The UUP and Tories are keeping their new relationship in the news by drip feeding the results of their YouGov poll. In response to the new developments the DUP seems to be adopting a little bit of everything response. Today Edwin Poots challenged Sir Reg Empey about an attack on Orange Order and UUP MLA David McNarry placed on the local Conservatives website (now removed). Despite its removal it was defended by the local Conservative responsible for policy (pdf file) complaining about:
“the tribal swamp that masquerades as Ulster/Protestant Culture”
UUP MLA Tom Elliott issued a firm denial of any break in the relationship:
“the DUP was relentlessly trying to interfere in the UUP-Tory talks and would not be ditching its support and links with the Order.”
Previously Nelson McCausland asked about the impact on left-leaning UUP members and voters. Fred Cobain welcomed the moves in the interests of the Union but added the caveat that:
He has reserved judgement on what talks could mean for policy, until they are concluded.
Party policy for the rest of the UK has to reflect different situations in other regions. Unlike Northern Ireland most parts of GB do not have a selection based post-primary system. Therefore Party policy has to reflect different local circumstances.”
They have also shone a spotlight on the re-emergence of Lord Trimble, under whom’s leadership the electoral damage was done to the UUP. Also the issue of abortion could be brought into the mix if the NI amendment is accepted when Parliament meets again.
While the big idea may be attractive to both the Conservatives and Ulster Unionists, the detail of policy and organisational relationship will make for some tough decisions. Will the UUP opt for a wholesale alliance and the policy shifts that will involve or a looser relationship to allow for some key differences, which weakens the national politics narrative? Will the local Conservatives be willing to be silent to suit UUP needs? While these questions are being mulled the DUP is attempting to make hay and the Conservative and UUP public responses seem to be narrowing their options towards a looser relationship.
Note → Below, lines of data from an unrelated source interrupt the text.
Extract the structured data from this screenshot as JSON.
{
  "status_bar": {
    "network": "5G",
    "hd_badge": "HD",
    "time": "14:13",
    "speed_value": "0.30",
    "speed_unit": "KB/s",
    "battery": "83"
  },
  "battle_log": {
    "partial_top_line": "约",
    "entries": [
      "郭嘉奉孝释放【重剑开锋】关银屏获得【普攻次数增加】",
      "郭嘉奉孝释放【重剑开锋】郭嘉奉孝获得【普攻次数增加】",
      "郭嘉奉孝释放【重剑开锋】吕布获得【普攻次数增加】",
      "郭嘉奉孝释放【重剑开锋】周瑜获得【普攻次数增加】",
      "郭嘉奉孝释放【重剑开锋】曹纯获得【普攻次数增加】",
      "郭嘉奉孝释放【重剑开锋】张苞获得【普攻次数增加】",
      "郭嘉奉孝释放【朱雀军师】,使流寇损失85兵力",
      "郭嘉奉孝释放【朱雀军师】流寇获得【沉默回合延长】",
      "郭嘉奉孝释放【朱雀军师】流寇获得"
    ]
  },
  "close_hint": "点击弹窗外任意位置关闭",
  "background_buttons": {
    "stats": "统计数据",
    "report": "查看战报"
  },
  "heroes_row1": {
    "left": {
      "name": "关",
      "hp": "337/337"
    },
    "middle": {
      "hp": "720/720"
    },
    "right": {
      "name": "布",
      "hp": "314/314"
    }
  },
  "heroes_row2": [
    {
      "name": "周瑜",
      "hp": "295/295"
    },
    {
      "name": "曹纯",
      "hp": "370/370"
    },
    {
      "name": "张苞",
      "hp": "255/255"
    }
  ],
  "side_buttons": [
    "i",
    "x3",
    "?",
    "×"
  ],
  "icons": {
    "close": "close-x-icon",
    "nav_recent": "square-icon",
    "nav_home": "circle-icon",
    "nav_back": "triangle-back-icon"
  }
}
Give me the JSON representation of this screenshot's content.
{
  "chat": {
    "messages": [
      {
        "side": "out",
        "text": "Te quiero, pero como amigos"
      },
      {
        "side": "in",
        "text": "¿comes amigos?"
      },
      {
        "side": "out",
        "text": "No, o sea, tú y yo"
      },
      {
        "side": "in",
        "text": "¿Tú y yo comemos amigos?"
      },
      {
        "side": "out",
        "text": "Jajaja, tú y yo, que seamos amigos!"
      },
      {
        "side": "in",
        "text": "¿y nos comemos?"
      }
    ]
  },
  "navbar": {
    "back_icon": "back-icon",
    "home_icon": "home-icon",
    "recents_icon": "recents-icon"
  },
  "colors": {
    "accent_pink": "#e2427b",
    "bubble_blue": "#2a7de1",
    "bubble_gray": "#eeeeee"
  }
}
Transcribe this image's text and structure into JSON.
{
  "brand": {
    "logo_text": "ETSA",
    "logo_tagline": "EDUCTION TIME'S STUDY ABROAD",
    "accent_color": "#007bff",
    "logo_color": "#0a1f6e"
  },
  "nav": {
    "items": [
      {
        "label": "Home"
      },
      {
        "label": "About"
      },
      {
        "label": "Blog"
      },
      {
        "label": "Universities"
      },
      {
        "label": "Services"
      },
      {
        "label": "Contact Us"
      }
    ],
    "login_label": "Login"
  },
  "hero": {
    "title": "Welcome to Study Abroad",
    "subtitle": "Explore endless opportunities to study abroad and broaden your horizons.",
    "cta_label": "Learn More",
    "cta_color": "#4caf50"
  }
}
UPDATE Recently Peter Robinson has attacked Tory plans on the Union but left the door open for a deal in a hung parliament (H/T Oneill).